There was some sort of mechanical contraption along the east wall — assuming my sense of direction in this place was accurate — and I walked over to investigate it. It looked almost gnomish in invention. There was a button in the center and a lever on each side. “Hey guys, would you help me operate this thing?” I asked. Uri and Danny came over.
Uri pulled the lever to my left. Danny pulled to one to my right. I pressed the button. The contraption let out a sound like a fog horn and we heard rumbling behind us. We all turned around to find six rats and three spiders approaching us. Uri drew her sickles and approached the rats in the southeast corner while Danny wielded his warhammer to deal with the rats in the southwest corner. I got back-to-back with Uri as I began to cast eldritch blasts to dispatch the spiders along the northern wall. My first shot completely missed the spider closest to me and exploded against the northern wall of the room. a few stone chips went flying, but nothing more.
Most of the rats converged on Danny, though most of them could not get through his chain mail. The two spiders had a little more luck though and Danny swore as they pierced his skin with their mandibles. The fighter was too tough to be stopped by a couple insect bites, no matter how severe.

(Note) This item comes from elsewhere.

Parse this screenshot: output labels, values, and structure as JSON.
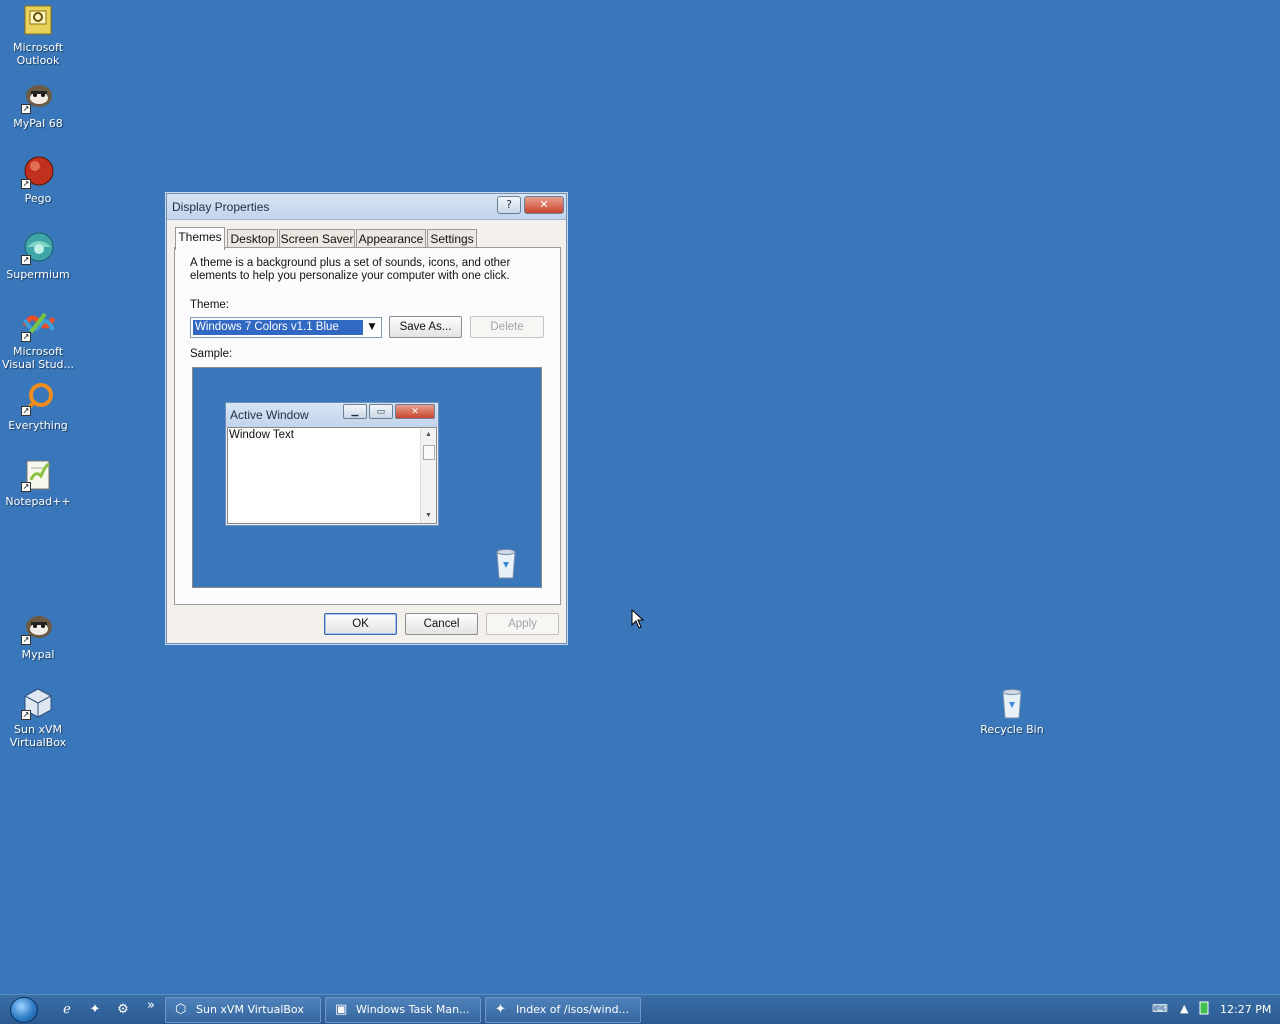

The third spider jumped at me. I was able to dodge and it landed on the eastern wall. Spinning, I hit it square with an eldritch blast, turning it into little more than a smear on the wall. Meanwhile, Uri sliced up the rat that was closest to her and moved over to help Danny with the rest of our attackers, though many of the rats had already met their doom between the stone floor and the fighter’s warhammer. I kept picking off spiders and rats with bolts of power. Soon all the creatures had been destroyed and I searched for anything useful. I manged to find a handful of coins, a parchment with the number one written on one said, and a healing potion.

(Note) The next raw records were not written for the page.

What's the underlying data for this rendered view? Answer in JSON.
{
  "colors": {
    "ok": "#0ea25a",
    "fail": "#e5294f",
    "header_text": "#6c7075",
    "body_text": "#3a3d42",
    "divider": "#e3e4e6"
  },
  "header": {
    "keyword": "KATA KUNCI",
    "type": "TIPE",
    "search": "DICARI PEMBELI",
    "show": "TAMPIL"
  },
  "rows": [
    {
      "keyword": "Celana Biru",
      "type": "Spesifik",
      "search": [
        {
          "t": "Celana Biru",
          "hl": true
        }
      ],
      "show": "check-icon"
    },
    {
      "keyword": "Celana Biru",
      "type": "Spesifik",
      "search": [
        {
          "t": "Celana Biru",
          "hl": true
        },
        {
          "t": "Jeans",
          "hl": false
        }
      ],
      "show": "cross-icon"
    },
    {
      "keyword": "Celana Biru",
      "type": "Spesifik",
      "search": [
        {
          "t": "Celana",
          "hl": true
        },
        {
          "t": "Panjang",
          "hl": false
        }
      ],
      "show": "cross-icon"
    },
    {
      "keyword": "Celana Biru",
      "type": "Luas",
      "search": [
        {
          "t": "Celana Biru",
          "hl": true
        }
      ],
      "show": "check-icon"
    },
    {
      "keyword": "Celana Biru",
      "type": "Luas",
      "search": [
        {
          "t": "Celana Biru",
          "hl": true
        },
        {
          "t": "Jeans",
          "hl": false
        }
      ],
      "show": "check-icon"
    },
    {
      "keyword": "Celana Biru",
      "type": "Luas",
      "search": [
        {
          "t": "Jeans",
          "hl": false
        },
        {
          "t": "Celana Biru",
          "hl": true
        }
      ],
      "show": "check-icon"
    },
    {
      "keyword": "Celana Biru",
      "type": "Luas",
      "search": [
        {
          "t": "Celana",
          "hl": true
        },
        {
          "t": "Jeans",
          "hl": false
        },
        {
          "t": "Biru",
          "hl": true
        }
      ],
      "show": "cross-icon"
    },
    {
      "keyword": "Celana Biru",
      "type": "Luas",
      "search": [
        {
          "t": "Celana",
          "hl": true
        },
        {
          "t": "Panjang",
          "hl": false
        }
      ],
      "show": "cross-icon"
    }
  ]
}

“Do you have a problem if I hold onto whatever we find for now?” I asked Danny.
“Not at all, since you have the means to carry a dragon’s hoard. Just don’t try to swindle me.”
“I promise,” I said.

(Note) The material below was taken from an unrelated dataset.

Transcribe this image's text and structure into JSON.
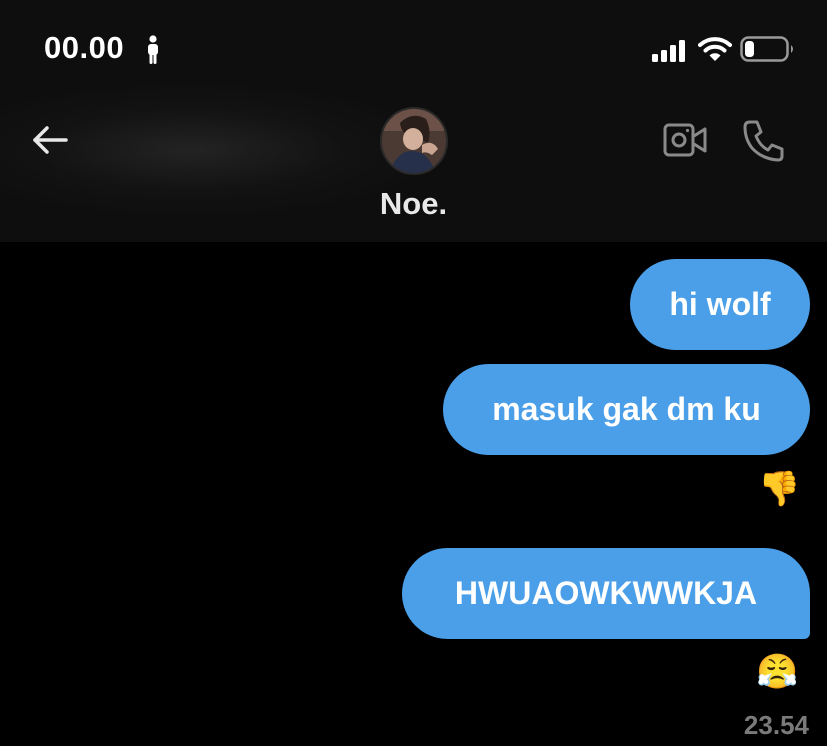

Uri, who had taken the time to inspect the contraption further, spoke up. “Brother dearest? Did you notice this dial around the outside of the button?”
“Um, no.” I said sheepishly. Danny and I joined her. Sure enough, there was a dial with tick marks. As well as arrows pointing in each of the cardinal directions. The dial currently appeared to be set between two of these arrows. “There’s a shutter at the top of the dial,” I said. “Does it open if you press the button?” Uri pressed the button. Sure enough, the shutter opened showing a reading that seemed to be halfway between two numbers.
Uri turned the dial clockwise so the arrow pointing north was selected. The numbers behind the shutter spun briefly, then counted up from one to four. Uri turned the dial clockwise again and the numbers repeated their performance, this time stopping at three. She turned the dial again. The numbers stopped at two. Turning the dial to the final position gave us a reading of one. “Well, that’s the number on the parchment I found, so let’s give it a try,” I said as I reached up for the lever on the left and pulled. Danny was about to pull the other lever when we heard the same fog horn and rumbling sounds.
This time when we turned, we found ourselves facing much larger rats. Fortunately there were only three of them and no spiders. Again we sliced, smashed, and blasted them until they were dead. It only took a few seconds and we were able find a few more coins for our effort. But we still didn’t know what to do with the contraption. We would have to think and possibly experiment a bit more.